In Trinidad and Tobago, discussing business in the Dominican Republic is incomplete without mentioning the feared Law 173 Distributor Law. There have been some exporters who this law has burned in the past, and those stories remain well-circulated among businesspeople. exporTT representatives were fortunate to attend the Doing Business in the Dominican Republic seminar on May 2nd, a crucial element of the TTMA-led Export Booster Initiative funded Trade Mission to the Dominican Republic.
Ms. Taiana Mora shared a bit about what Law 173 was about and how it can be a serious issue for exporters registering their brands in the market.
At this seminar, we heard directly from the Central Bank of the Dominican Republic, responsible for registering distributor contracts. It was noted that once the contract is registered with the Central Bank, it exists for life, and the distributor can make claims on the brand. Most importantly, we learnt that the CARICOM-Dominican Republic Free Trade Agreement includes a provision allowing countries within CARICOM to opt out of Law-173. The relevant paragraph in the clause is included below:
Once the parties (exporter and distributor) have agreed to remove the law from their contract then it is not possible for the document to be registered with the Central Bank and the distributor cannot make any claims on the brand.
In response to a question posed by the newly elected TTMA President, Mr. Roger Roach, the DR Central Bank advised that contracts signed prior to the CARICOM-DR trade agreement will still hold as those have already been registered. Once the contract is registered there is no going back.
This was an extremely important discussion and has brought clarity to this important issue. Exporters can now go confidently into their negotiations and eventual contracts with distributors knowing how this law should be treated to protect their brands and retain ownership. Ms Mora reiterated that brands should be registered in the name of the owner and outlined the process for doing so.
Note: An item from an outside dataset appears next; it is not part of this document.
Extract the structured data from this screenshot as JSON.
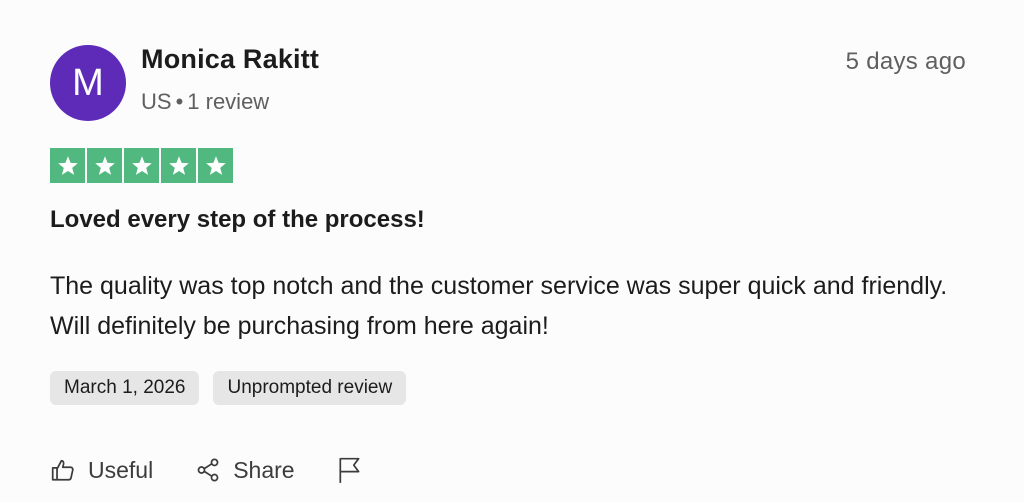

Look forward to further clarification from Ms Taiana Mora who promises to share the exact wording that can be used in your contract to ensure that the law does not hold and cannot be registered.